Exercise requirements —
Your reply should be the records below, duplicated exactly, with any picture removed.

Provided records START

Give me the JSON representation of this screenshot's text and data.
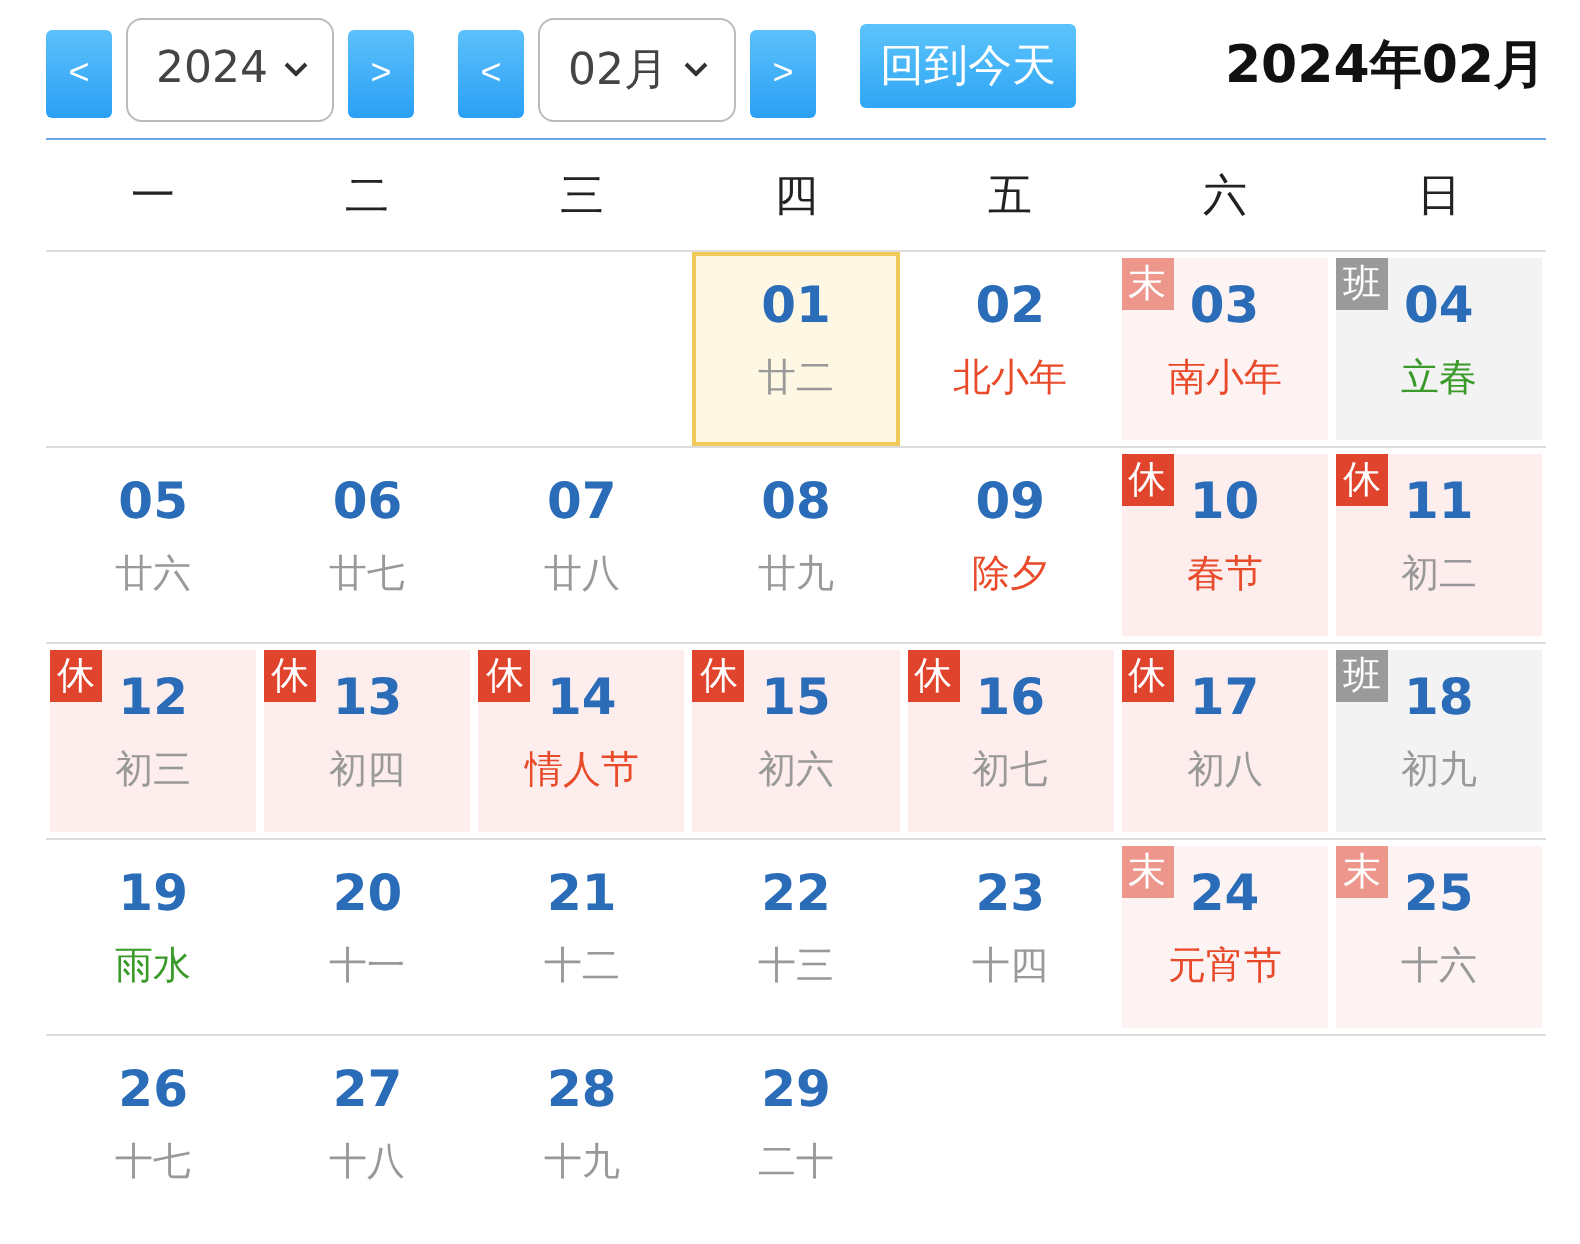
{
  "toolbar": {
    "year_select": {
      "value": "2024"
    },
    "month_select": {
      "value": "02月"
    },
    "prev_label": "<",
    "next_label": ">",
    "today_button": "回到今天",
    "heading": "2024年02月"
  },
  "weekdays": [
    "一",
    "二",
    "三",
    "四",
    "五",
    "六",
    "日"
  ],
  "weeks": [
    [
      {
        "date": "01",
        "sub": {
          "text": "廿二",
          "kind": "lunar"
        },
        "kind": "normal",
        "selected": true
      },
      {
        "date": "02",
        "sub": {
          "text": "北小年",
          "kind": "festival"
        },
        "kind": "normal",
        "selected": false
      },
      {
        "date": "03",
        "sub": {
          "text": "南小年",
          "kind": "festival"
        },
        "kind": "weekend",
        "badge": "末",
        "selected": false
      },
      {
        "date": "04",
        "sub": {
          "text": "立春",
          "kind": "term"
        },
        "kind": "work",
        "badge": "班",
        "selected": false
      }
    ],
    [
      {
        "date": "05",
        "sub": {
          "text": "廿六",
          "kind": "lunar"
        },
        "kind": "normal",
        "selected": false
      },
      {
        "date": "06",
        "sub": {
          "text": "廿七",
          "kind": "lunar"
        },
        "kind": "normal",
        "selected": false
      },
      {
        "date": "07",
        "sub": {
          "text": "廿八",
          "kind": "lunar"
        },
        "kind": "normal",
        "selected": false
      },
      {
        "date": "08",
        "sub": {
          "text": "廿九",
          "kind": "lunar"
        },
        "kind": "normal",
        "selected": false
      },
      {
        "date": "09",
        "sub": {
          "text": "除夕",
          "kind": "festival"
        },
        "kind": "normal",
        "selected": false
      },
      {
        "date": "10",
        "sub": {
          "text": "春节",
          "kind": "festival"
        },
        "kind": "rest",
        "badge": "休",
        "selected": false
      },
      {
        "date": "11",
        "sub": {
          "text": "初二",
          "kind": "lunar"
        },
        "kind": "rest",
        "badge": "休",
        "selected": false
      }
    ],
    [
      {
        "date": "12",
        "sub": {
          "text": "初三",
          "kind": "lunar"
        },
        "kind": "rest",
        "badge": "休",
        "selected": false
      },
      {
        "date": "13",
        "sub": {
          "text": "初四",
          "kind": "lunar"
        },
        "kind": "rest",
        "badge": "休",
        "selected": false
      },
      {
        "date": "14",
        "sub": {
          "text": "情人节",
          "kind": "festival"
        },
        "kind": "rest",
        "badge": "休",
        "selected": false
      },
      {
        "date": "15",
        "sub": {
          "text": "初六",
          "kind": "lunar"
        },
        "kind": "rest",
        "badge": "休",
        "selected": false
      },
      {
        "date": "16",
        "sub": {
          "text": "初七",
          "kind": "lunar"
        },
        "kind": "rest",
        "badge": "休",
        "selected": false
      },
      {
        "date": "17",
        "sub": {
          "text": "初八",
          "kind": "lunar"
        },
        "kind": "rest",
        "badge": "休",
        "selected": false
      },
      {
        "date": "18",
        "sub": {
          "text": "初九",
          "kind": "lunar"
        },
        "kind": "work",
        "badge": "班",
        "selected": false
      }
    ],
    [
      {
        "date": "19",
        "sub": {
          "text": "雨水",
          "kind": "term"
        },
        "kind": "normal",
        "selected": false
      },
      {
        "date": "20",
        "sub": {
          "text": "十一",
          "kind": "lunar"
        },
        "kind": "normal",
        "selected": false
      },
      {
        "date": "21",
        "sub": {
          "text": "十二",
          "kind": "lunar"
        },
        "kind": "normal",
        "selected": false
      },
      {
        "date": "22",
        "sub": {
          "text": "十三",
          "kind": "lunar"
        },
        "kind": "normal",
        "selected": false
      },
      {
        "date": "23",
        "sub": {
          "text": "十四",
          "kind": "lunar"
        },
        "kind": "normal",
        "selected": false
      },
      {
        "date": "24",
        "sub": {
          "text": "元宵节",
          "kind": "festival"
        },
        "kind": "weekend",
        "badge": "末",
        "selected": false
      },
      {
        "date": "25",
        "sub": {
          "text": "十六",
          "kind": "lunar"
        },
        "kind": "weekend",
        "badge": "末",
        "selected": false
      }
    ],
    [
      {
        "date": "26",
        "sub": {
          "text": "十七",
          "kind": "lunar"
        },
        "kind": "normal",
        "selected": false
      },
      {
        "date": "27",
        "sub": {
          "text": "十八",
          "kind": "lunar"
        },
        "kind": "normal",
        "selected": false
      },
      {
        "date": "28",
        "sub": {
          "text": "十九",
          "kind": "lunar"
        },
        "kind": "normal",
        "selected": false
      },
      {
        "date": "29",
        "sub": {
          "text": "二十",
          "kind": "lunar"
        },
        "kind": "normal",
        "selected": false
      }
    ]
  ]
}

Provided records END

The answer —
Give me the JSON representation of this screenshot's text and data.
{
  "toolbar": {
    "year_select": {
      "value": "2024"
    },
    "month_select": {
      "value": "02月"
    },
    "prev_label": "<",
    "next_label": ">",
    "today_button": "回到今天",
    "heading": "2024年02月"
  },
  "weekdays": [
    "一",
    "二",
    "三",
    "四",
    "五",
    "六",
    "日"
  ],
  "weeks": [
    [
      {
        "date": "01",
        "sub": {
          "text": "廿二",
          "kind": "lunar"
        },
        "kind": "normal",
        "selected": true
      },
      {
        "date": "02",
        "sub": {
          "text": "北小年",
          "kind": "festival"
        },
        "kind": "normal",
        "selected": false
      },
      {
        "date": "03",
        "sub": {
          "text": "南小年",
          "kind": "festival"
        },
        "kind": "weekend",
        "badge": "末",
        "selected": false
      },
      {
        "date": "04",
        "sub": {
          "text": "立春",
          "kind": "term"
        },
        "kind": "work",
        "badge": "班",
        "selected": false
      }
    ],
    [
      {
        "date": "05",
        "sub": {
          "text": "廿六",
          "kind": "lunar"
        },
        "kind": "normal",
        "selected": false
      },
      {
        "date": "06",
        "sub": {
          "text": "廿七",
          "kind": "lunar"
        },
        "kind": "normal",
        "selected": false
      },
      {
        "date": "07",
        "sub": {
          "text": "廿八",
          "kind": "lunar"
        },
        "kind": "normal",
        "selected": false
      },
      {
        "date": "08",
        "sub": {
          "text": "廿九",
          "kind": "lunar"
        },
        "kind": "normal",
        "selected": false
      },
      {
        "date": "09",
        "sub": {
          "text": "除夕",
          "kind": "festival"
        },
        "kind": "normal",
        "selected": false
      },
      {
        "date": "10",
        "sub": {
          "text": "春节",
          "kind": "festival"
        },
        "kind": "rest",
        "badge": "休",
        "selected": false
      },
      {
        "date": "11",
        "sub": {
          "text": "初二",
          "kind": "lunar"
        },
        "kind": "rest",
        "badge": "休",
        "selected": false
      }
    ],
    [
      {
        "date": "12",
        "sub": {
          "text": "初三",
          "kind": "lunar"
        },
        "kind": "rest",
        "badge": "休",
        "selected": false
      },
      {
        "date": "13",
        "sub": {
          "text": "初四",
          "kind": "lunar"
        },
        "kind": "rest",
        "badge": "休",
        "selected": false
      },
      {
        "date": "14",
        "sub": {
          "text": "情人节",
          "kind": "festival"
        },
        "kind": "rest",
        "badge": "休",
        "selected": false
      },
      {
        "date": "15",
        "sub": {
          "text": "初六",
          "kind": "lunar"
        },
        "kind": "rest",
        "badge": "休",
        "selected": false
      },
      {
        "date": "16",
        "sub": {
          "text": "初七",
          "kind": "lunar"
        },
        "kind": "rest",
        "badge": "休",
        "selected": false
      },
      {
        "date": "17",
        "sub": {
          "text": "初八",
          "kind": "lunar"
        },
        "kind": "rest",
        "badge": "休",
        "selected": false
      },
      {
        "date": "18",
        "sub": {
          "text": "初九",
          "kind": "lunar"
        },
        "kind": "work",
        "badge": "班",
        "selected": false
      }
    ],
    [
      {
        "date": "19",
        "sub": {
          "text": "雨水",
          "kind": "term"
        },
        "kind": "normal",
        "selected": false
      },
      {
        "date": "20",
        "sub": {
          "text": "十一",
          "kind": "lunar"
        },
        "kind": "normal",
        "selected": false
      },
      {
        "date": "21",
        "sub": {
          "text": "十二",
          "kind": "lunar"
        },
        "kind": "normal",
        "selected": false
      },
      {
        "date": "22",
        "sub": {
          "text": "十三",
          "kind": "lunar"
        },
        "kind": "normal",
        "selected": false
      },
      {
        "date": "23",
        "sub": {
          "text": "十四",
          "kind": "lunar"
        },
        "kind": "normal",
        "selected": false
      },
      {
        "date": "24",
        "sub": {
          "text": "元宵节",
          "kind": "festival"
        },
        "kind": "weekend",
        "badge": "末",
        "selected": false
      },
      {
        "date": "25",
        "sub": {
          "text": "十六",
          "kind": "lunar"
        },
        "kind": "weekend",
        "badge": "末",
        "selected": false
      }
    ],
    [
      {
        "date": "26",
        "sub": {
          "text": "十七",
          "kind": "lunar"
        },
        "kind": "normal",
        "selected": false
      },
      {
        "date": "27",
        "sub": {
          "text": "十八",
          "kind": "lunar"
        },
        "kind": "normal",
        "selected": false
      },
      {
        "date": "28",
        "sub": {
          "text": "十九",
          "kind": "lunar"
        },
        "kind": "normal",
        "selected": false
      },
      {
        "date": "29",
        "sub": {
          "text": "二十",
          "kind": "lunar"
        },
        "kind": "normal",
        "selected": false
      }
    ]
  ]
}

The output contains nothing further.